The problem: Please print the data shown below without any alteration.

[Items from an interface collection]
--------------------
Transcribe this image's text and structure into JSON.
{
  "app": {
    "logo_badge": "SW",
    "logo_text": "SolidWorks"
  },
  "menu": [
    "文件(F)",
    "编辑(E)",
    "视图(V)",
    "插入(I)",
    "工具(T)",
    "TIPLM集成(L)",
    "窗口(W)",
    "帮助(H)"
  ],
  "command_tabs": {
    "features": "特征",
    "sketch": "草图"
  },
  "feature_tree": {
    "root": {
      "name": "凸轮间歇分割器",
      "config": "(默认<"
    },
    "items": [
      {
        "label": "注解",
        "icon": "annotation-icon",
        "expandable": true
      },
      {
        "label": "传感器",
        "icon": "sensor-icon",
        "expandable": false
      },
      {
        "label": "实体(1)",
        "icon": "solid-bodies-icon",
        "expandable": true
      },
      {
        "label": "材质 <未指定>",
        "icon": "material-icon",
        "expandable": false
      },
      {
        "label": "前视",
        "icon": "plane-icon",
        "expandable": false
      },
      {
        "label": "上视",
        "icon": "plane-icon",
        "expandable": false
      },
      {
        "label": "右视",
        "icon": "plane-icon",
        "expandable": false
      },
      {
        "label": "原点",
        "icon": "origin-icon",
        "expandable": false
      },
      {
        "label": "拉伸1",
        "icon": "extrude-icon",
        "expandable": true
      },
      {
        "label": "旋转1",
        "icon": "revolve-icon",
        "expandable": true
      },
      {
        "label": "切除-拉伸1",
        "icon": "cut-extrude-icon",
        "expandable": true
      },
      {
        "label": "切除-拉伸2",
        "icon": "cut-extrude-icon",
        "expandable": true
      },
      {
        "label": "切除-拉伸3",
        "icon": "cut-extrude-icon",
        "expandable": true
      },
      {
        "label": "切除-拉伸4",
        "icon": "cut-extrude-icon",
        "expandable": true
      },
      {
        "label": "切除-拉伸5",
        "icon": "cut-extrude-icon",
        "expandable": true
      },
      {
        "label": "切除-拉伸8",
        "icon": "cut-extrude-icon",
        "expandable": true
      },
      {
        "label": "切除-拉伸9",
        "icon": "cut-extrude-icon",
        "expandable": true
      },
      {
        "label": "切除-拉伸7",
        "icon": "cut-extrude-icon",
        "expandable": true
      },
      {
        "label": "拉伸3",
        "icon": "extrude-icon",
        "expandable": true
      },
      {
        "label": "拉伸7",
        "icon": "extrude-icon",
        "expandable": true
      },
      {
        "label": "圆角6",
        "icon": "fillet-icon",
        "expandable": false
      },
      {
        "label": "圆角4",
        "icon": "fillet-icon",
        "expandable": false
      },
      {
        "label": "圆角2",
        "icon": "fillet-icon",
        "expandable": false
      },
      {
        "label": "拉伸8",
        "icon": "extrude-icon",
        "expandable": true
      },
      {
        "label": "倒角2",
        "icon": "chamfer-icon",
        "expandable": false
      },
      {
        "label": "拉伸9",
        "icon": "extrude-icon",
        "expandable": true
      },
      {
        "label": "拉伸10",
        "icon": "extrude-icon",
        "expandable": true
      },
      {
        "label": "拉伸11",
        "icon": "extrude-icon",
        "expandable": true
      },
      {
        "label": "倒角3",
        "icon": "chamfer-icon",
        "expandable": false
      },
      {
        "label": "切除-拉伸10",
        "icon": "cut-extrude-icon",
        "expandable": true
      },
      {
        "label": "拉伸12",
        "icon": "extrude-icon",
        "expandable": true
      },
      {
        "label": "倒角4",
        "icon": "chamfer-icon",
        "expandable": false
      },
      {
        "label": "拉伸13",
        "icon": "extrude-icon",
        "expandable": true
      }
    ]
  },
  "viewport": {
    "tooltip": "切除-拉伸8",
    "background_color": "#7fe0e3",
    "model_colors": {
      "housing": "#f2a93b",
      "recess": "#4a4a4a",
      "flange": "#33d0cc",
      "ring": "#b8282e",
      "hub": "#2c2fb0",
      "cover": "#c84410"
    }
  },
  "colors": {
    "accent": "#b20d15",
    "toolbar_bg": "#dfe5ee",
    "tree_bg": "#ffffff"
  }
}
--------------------
Answer for the task:
Transcribe this image's text and structure into JSON.
{
  "app": {
    "logo_badge": "SW",
    "logo_text": "SolidWorks"
  },
  "menu": [
    "文件(F)",
    "编辑(E)",
    "视图(V)",
    "插入(I)",
    "工具(T)",
    "TIPLM集成(L)",
    "窗口(W)",
    "帮助(H)"
  ],
  "command_tabs": {
    "features": "特征",
    "sketch": "草图"
  },
  "feature_tree": {
    "root": {
      "name": "凸轮间歇分割器",
      "config": "(默认<"
    },
    "items": [
      {
        "label": "注解",
        "icon": "annotation-icon",
        "expandable": true
      },
      {
        "label": "传感器",
        "icon": "sensor-icon",
        "expandable": false
      },
      {
        "label": "实体(1)",
        "icon": "solid-bodies-icon",
        "expandable": true
      },
      {
        "label": "材质 <未指定>",
        "icon": "material-icon",
        "expandable": false
      },
      {
        "label": "前视",
        "icon": "plane-icon",
        "expandable": false
      },
      {
        "label": "上视",
        "icon": "plane-icon",
        "expandable": false
      },
      {
        "label": "右视",
        "icon": "plane-icon",
        "expandable": false
      },
      {
        "label": "原点",
        "icon": "origin-icon",
        "expandable": false
      },
      {
        "label": "拉伸1",
        "icon": "extrude-icon",
        "expandable": true
      },
      {
        "label": "旋转1",
        "icon": "revolve-icon",
        "expandable": true
      },
      {
        "label": "切除-拉伸1",
        "icon": "cut-extrude-icon",
        "expandable": true
      },
      {
        "label": "切除-拉伸2",
        "icon": "cut-extrude-icon",
        "expandable": true
      },
      {
        "label": "切除-拉伸3",
        "icon": "cut-extrude-icon",
        "expandable": true
      },
      {
        "label": "切除-拉伸4",
        "icon": "cut-extrude-icon",
        "expandable": true
      },
      {
        "label": "切除-拉伸5",
        "icon": "cut-extrude-icon",
        "expandable": true
      },
      {
        "label": "切除-拉伸8",
        "icon": "cut-extrude-icon",
        "expandable": true
      },
      {
        "label": "切除-拉伸9",
        "icon": "cut-extrude-icon",
        "expandable": true
      },
      {
        "label": "切除-拉伸7",
        "icon": "cut-extrude-icon",
        "expandable": true
      },
      {
        "label": "拉伸3",
        "icon": "extrude-icon",
        "expandable": true
      },
      {
        "label": "拉伸7",
        "icon": "extrude-icon",
        "expandable": true
      },
      {
        "label": "圆角6",
        "icon": "fillet-icon",
        "expandable": false
      },
      {
        "label": "圆角4",
        "icon": "fillet-icon",
        "expandable": false
      },
      {
        "label": "圆角2",
        "icon": "fillet-icon",
        "expandable": false
      },
      {
        "label": "拉伸8",
        "icon": "extrude-icon",
        "expandable": true
      },
      {
        "label": "倒角2",
        "icon": "chamfer-icon",
        "expandable": false
      },
      {
        "label": "拉伸9",
        "icon": "extrude-icon",
        "expandable": true
      },
      {
        "label": "拉伸10",
        "icon": "extrude-icon",
        "expandable": true
      },
      {
        "label": "拉伸11",
        "icon": "extrude-icon",
        "expandable": true
      },
      {
        "label": "倒角3",
        "icon": "chamfer-icon",
        "expandable": false
      },
      {
        "label": "切除-拉伸10",
        "icon": "cut-extrude-icon",
        "expandable": true
      },
      {
        "label": "拉伸12",
        "icon": "extrude-icon",
        "expandable": true
      },
      {
        "label": "倒角4",
        "icon": "chamfer-icon",
        "expandable": false
      },
      {
        "label": "拉伸13",
        "icon": "extrude-icon",
        "expandable": true
      }
    ]
  },
  "viewport": {
    "tooltip": "切除-拉伸8",
    "background_color": "#7fe0e3",
    "model_colors": {
      "housing": "#f2a93b",
      "recess": "#4a4a4a",
      "flange": "#33d0cc",
      "ring": "#b8282e",
      "hub": "#2c2fb0",
      "cover": "#c84410"
    }
  },
  "colors": {
    "accent": "#b20d15",
    "toolbar_bg": "#dfe5ee",
    "tree_bg": "#ffffff"
  }
}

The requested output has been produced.